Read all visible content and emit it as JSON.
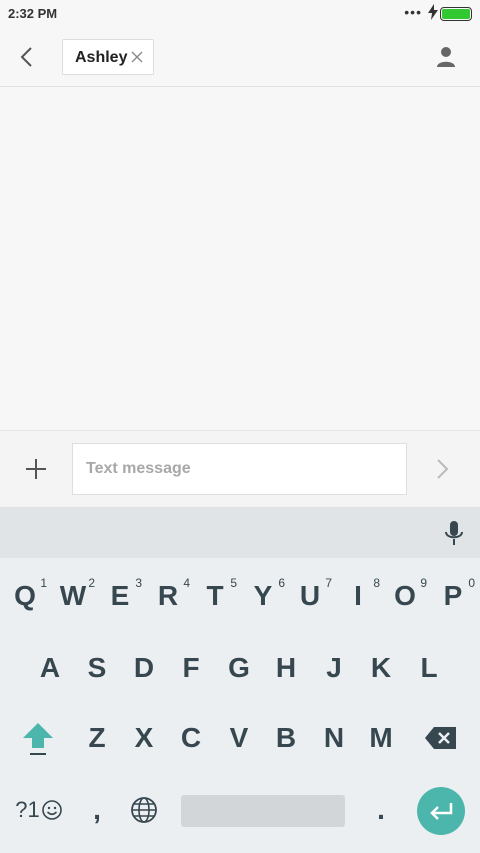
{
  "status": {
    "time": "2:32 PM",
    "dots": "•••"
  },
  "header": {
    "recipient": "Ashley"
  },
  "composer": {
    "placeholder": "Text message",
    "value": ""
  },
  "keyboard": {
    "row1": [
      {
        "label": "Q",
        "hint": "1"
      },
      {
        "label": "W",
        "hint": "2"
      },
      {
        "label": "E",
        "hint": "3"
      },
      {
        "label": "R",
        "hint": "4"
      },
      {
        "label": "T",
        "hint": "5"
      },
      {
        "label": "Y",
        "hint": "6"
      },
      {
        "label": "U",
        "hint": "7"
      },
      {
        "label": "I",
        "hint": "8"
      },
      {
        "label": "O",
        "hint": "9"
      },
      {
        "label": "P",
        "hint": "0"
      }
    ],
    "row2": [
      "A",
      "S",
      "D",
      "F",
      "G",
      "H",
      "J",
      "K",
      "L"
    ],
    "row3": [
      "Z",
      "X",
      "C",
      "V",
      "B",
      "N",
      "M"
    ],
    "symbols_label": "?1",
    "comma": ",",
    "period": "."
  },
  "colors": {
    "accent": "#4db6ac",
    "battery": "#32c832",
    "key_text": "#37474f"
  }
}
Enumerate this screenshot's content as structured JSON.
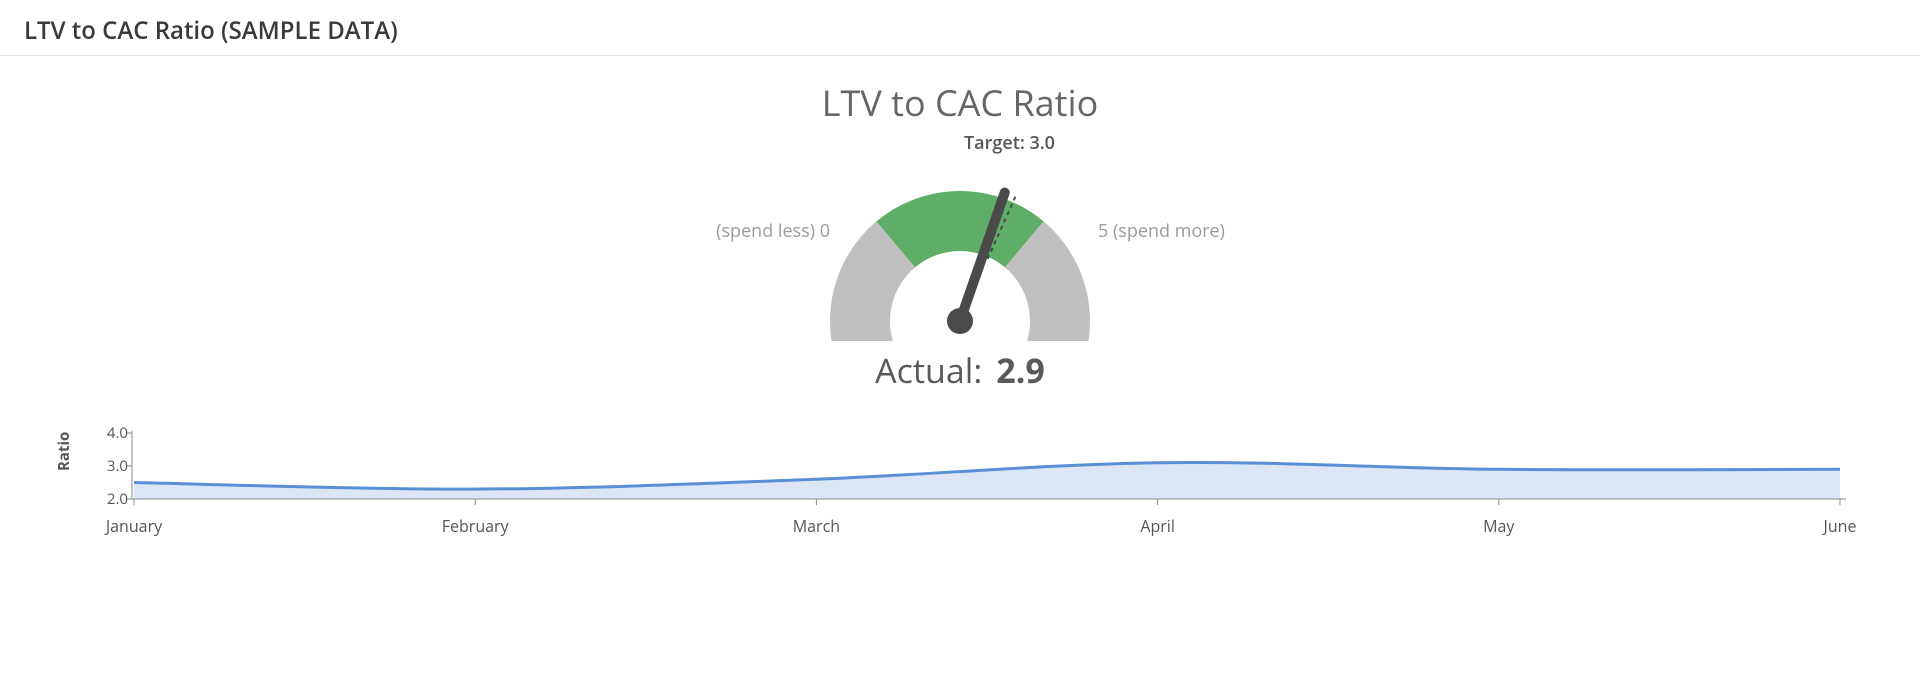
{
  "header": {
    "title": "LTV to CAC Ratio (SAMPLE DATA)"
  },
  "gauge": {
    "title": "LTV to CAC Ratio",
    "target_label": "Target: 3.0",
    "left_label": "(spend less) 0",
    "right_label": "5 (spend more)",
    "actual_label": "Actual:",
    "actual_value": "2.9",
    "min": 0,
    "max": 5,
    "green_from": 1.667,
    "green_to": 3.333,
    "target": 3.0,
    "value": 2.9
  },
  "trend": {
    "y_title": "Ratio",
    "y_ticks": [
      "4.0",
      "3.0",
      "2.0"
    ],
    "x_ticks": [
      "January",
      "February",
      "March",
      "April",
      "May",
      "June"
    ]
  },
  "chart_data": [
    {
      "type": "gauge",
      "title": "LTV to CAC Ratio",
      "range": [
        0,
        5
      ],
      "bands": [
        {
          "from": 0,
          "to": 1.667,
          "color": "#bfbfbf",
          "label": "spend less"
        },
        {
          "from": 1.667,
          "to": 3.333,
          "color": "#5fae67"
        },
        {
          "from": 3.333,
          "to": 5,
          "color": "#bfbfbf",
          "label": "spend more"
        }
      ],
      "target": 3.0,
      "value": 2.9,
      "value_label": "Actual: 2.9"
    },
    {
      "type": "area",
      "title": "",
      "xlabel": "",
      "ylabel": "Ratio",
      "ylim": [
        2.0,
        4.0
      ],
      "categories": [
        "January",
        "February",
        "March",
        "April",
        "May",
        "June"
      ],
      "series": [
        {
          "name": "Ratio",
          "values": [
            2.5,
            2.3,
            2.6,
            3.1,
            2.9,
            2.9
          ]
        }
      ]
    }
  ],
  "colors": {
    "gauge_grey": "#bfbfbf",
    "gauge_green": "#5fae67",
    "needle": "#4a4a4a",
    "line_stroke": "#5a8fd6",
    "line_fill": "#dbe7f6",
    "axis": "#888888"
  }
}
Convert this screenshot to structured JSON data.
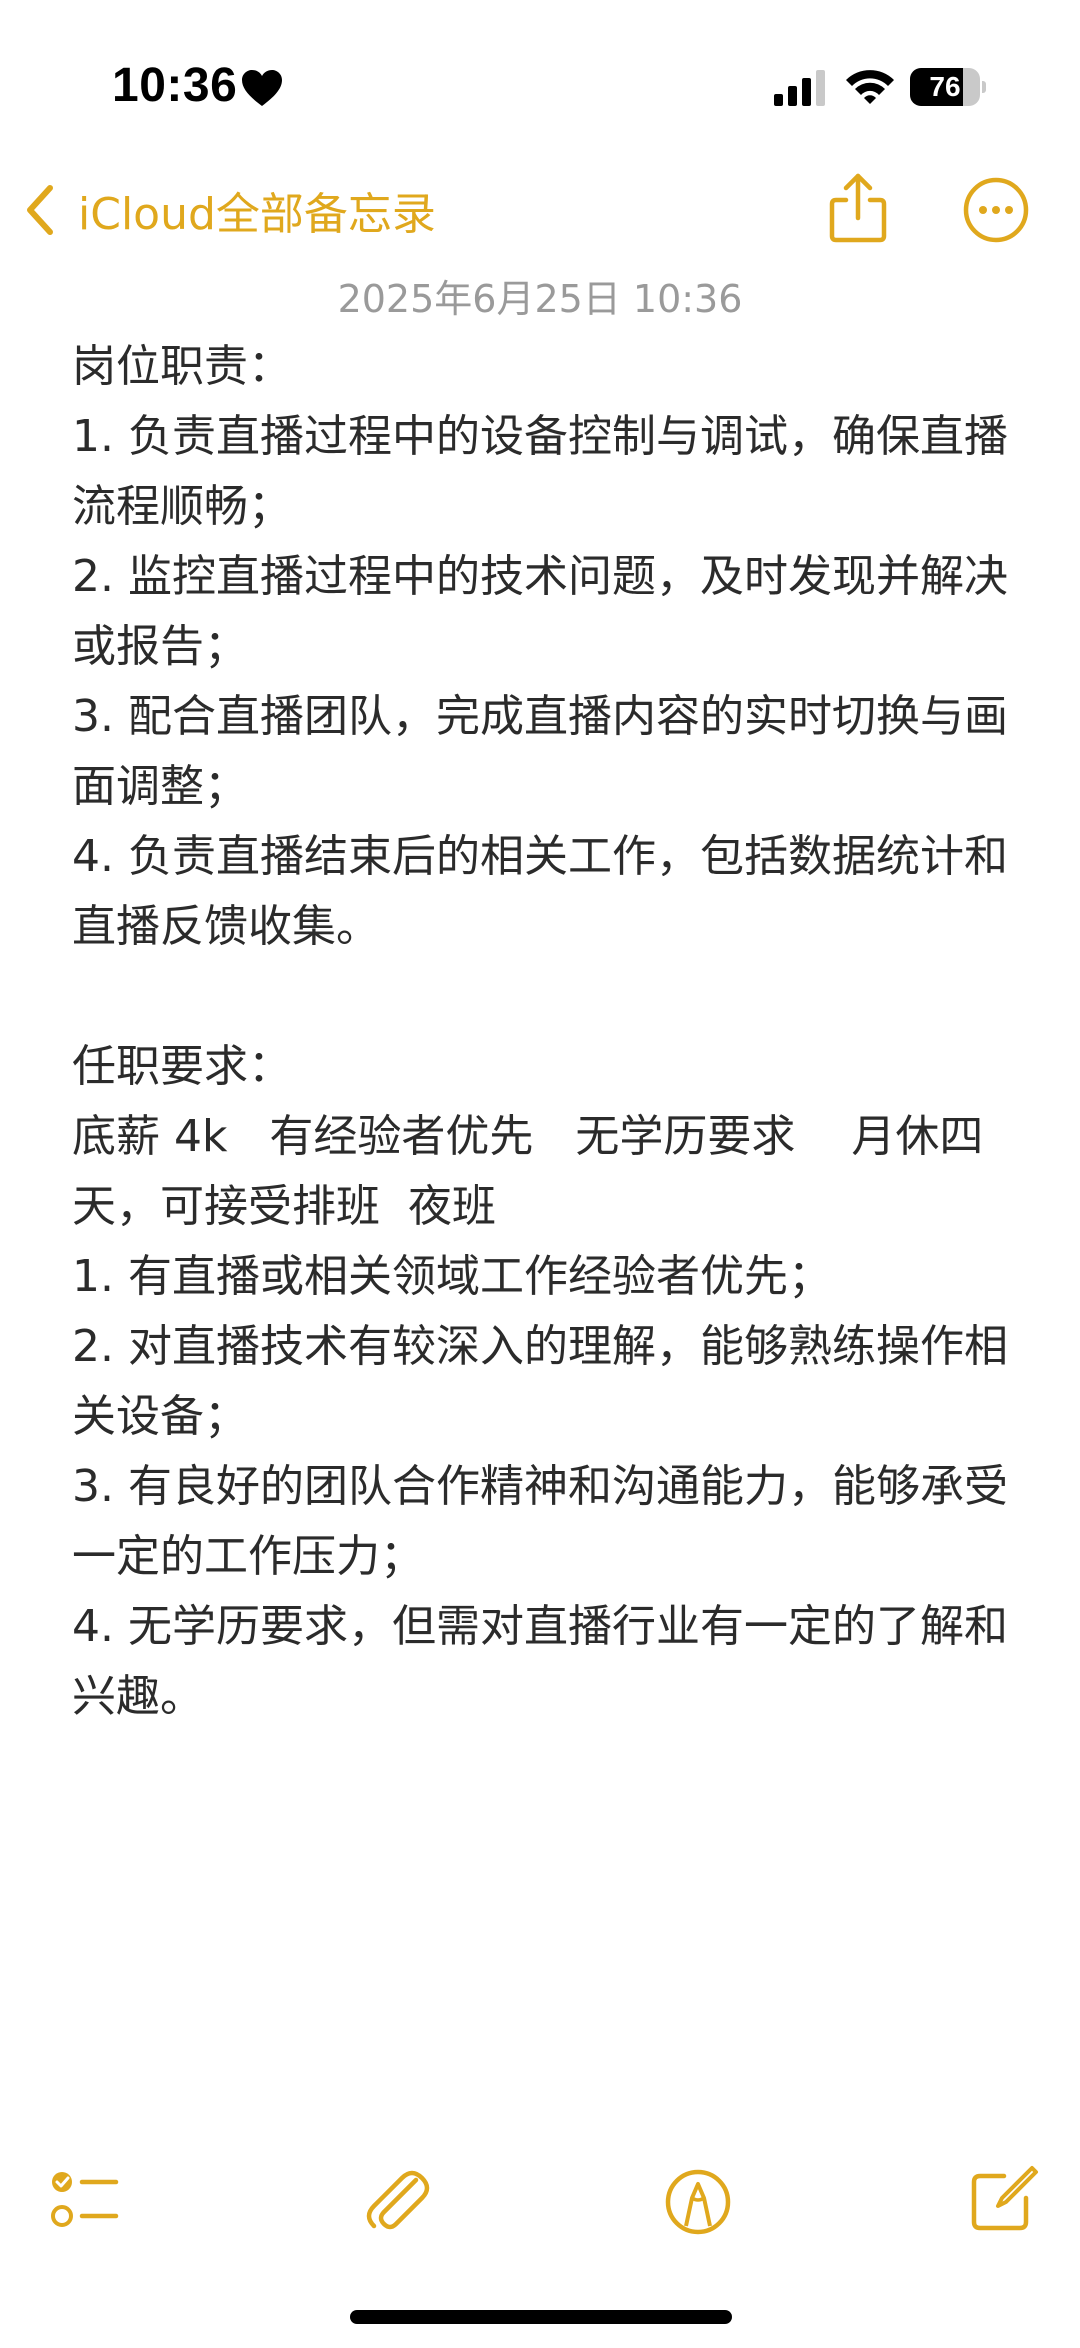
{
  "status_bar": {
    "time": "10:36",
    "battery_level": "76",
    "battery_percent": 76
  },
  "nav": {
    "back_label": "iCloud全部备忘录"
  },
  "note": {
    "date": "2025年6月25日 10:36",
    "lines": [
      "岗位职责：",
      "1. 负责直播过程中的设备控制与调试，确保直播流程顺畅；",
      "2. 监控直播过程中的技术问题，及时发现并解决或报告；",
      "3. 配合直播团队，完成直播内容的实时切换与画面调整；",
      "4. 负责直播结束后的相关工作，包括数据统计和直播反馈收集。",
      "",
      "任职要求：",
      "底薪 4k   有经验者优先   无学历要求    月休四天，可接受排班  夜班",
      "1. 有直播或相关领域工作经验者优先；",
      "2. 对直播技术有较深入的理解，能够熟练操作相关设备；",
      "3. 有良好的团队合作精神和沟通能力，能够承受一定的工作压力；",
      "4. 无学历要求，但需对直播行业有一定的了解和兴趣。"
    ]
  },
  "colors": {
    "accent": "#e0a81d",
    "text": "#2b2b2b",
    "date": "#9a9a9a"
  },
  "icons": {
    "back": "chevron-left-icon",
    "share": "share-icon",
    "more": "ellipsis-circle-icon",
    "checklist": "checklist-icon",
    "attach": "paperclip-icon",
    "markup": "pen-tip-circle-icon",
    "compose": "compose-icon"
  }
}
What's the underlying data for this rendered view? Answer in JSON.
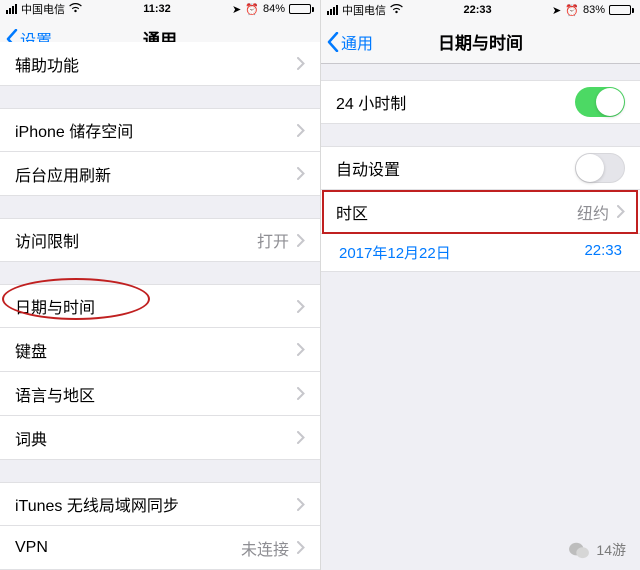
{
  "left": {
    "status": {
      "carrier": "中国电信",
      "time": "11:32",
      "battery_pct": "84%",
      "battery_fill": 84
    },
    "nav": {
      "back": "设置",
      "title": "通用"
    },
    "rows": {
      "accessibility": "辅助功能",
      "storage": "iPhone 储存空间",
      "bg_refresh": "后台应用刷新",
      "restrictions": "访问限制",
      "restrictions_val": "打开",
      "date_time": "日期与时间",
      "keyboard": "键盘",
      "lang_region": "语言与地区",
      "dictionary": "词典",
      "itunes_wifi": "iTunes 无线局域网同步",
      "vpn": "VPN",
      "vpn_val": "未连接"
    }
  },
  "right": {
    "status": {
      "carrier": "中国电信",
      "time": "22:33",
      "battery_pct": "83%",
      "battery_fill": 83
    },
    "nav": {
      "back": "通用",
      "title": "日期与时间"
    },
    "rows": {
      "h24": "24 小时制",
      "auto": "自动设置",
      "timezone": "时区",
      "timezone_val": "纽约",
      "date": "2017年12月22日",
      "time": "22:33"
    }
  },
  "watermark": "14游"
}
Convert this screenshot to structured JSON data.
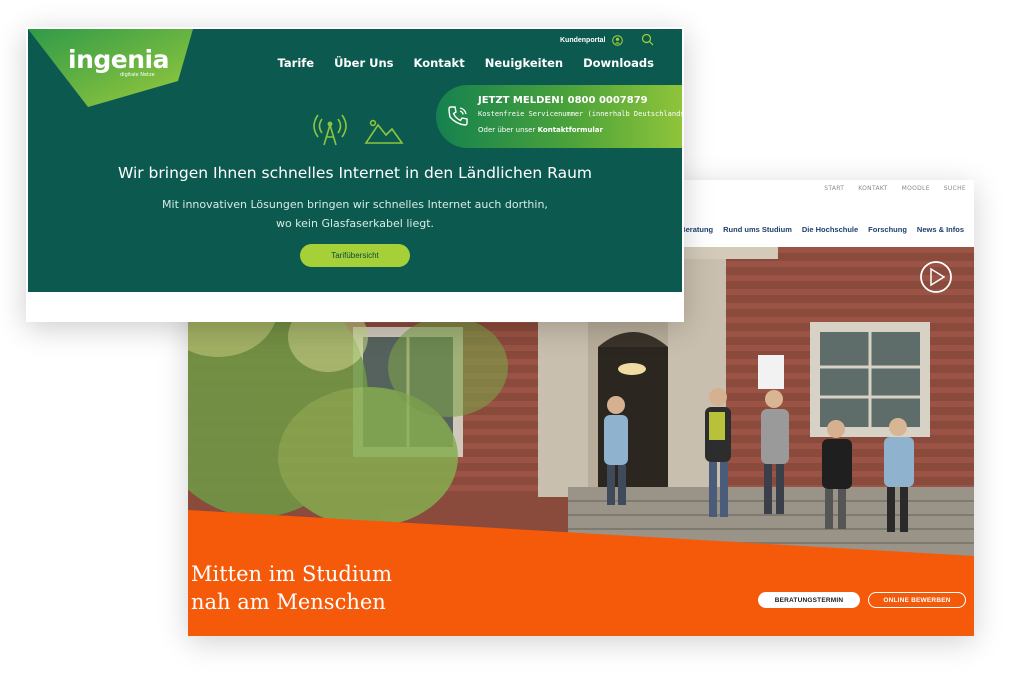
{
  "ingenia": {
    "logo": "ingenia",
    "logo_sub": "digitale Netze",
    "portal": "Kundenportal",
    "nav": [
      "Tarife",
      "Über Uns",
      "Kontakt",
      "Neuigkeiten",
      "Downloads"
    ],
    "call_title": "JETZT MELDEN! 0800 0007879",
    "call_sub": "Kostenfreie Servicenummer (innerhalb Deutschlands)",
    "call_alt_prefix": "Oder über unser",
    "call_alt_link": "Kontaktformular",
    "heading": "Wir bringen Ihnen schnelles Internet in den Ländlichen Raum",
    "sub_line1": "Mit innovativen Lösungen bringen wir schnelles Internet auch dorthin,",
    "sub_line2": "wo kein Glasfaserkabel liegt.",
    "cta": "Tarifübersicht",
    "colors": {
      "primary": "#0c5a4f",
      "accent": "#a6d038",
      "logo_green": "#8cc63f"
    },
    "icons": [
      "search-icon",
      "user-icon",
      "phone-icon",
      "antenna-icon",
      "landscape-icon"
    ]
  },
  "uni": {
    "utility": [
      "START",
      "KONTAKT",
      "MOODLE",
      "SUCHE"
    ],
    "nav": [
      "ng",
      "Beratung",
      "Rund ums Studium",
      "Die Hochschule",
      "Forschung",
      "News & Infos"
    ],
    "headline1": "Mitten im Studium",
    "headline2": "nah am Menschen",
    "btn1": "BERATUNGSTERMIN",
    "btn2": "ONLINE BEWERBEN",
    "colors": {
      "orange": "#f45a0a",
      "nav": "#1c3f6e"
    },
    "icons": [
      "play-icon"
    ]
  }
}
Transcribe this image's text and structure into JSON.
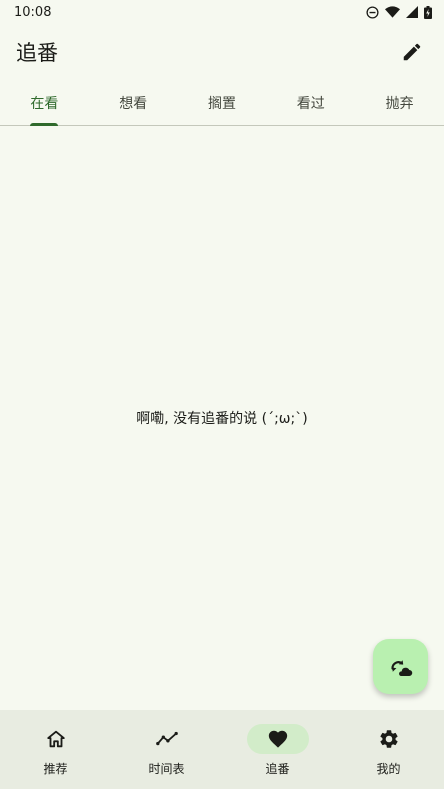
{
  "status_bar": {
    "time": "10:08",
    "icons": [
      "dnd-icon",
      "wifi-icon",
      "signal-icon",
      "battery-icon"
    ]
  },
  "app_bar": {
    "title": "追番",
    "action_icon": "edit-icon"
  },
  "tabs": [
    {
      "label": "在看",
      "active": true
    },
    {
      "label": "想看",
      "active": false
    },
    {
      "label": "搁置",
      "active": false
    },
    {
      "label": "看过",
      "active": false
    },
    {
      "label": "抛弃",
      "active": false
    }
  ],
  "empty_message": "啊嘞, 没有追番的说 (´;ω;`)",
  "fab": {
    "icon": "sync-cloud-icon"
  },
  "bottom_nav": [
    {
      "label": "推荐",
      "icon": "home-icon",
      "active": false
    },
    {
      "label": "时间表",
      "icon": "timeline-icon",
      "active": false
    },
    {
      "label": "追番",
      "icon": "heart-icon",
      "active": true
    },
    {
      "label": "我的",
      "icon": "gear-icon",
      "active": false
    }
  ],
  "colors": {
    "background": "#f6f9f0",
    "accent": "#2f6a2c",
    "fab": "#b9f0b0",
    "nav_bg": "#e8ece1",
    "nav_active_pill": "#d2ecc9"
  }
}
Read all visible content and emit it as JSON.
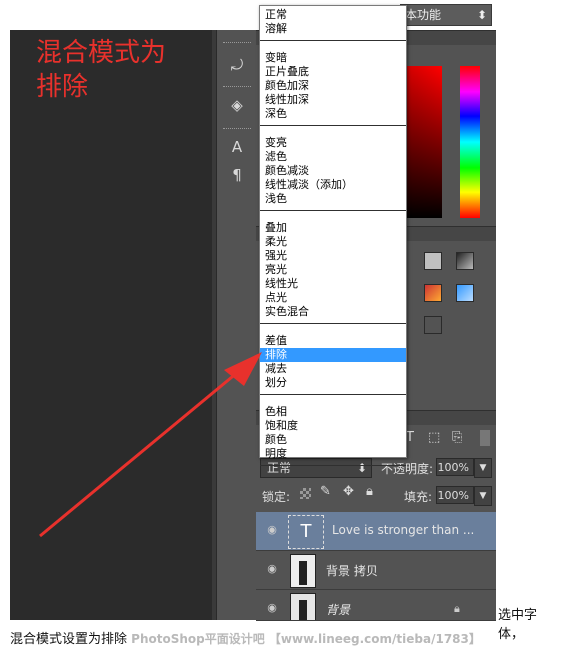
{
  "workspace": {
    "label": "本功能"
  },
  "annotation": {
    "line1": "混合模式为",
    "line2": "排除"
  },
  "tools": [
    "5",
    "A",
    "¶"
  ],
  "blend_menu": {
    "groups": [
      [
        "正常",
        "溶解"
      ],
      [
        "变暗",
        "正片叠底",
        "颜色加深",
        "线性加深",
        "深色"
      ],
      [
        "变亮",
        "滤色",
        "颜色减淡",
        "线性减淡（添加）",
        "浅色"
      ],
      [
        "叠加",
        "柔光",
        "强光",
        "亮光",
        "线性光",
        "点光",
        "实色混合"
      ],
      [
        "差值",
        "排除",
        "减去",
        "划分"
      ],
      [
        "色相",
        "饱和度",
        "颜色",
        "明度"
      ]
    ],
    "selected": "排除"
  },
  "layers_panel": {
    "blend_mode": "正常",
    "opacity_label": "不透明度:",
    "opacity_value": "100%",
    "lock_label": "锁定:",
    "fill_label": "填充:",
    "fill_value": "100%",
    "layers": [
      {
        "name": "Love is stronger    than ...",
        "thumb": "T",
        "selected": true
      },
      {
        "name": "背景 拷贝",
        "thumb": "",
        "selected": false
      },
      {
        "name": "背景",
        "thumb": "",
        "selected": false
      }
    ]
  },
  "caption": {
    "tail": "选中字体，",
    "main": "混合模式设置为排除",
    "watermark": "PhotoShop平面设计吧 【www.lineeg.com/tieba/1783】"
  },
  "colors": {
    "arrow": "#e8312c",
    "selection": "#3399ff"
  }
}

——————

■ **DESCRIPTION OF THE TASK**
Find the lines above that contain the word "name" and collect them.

■ **ANSWER SECTION**
          "name": "Ratio",
        "name": "Love is stronger    than ...",
        "name": "背景 拷贝",
        "name": "背景",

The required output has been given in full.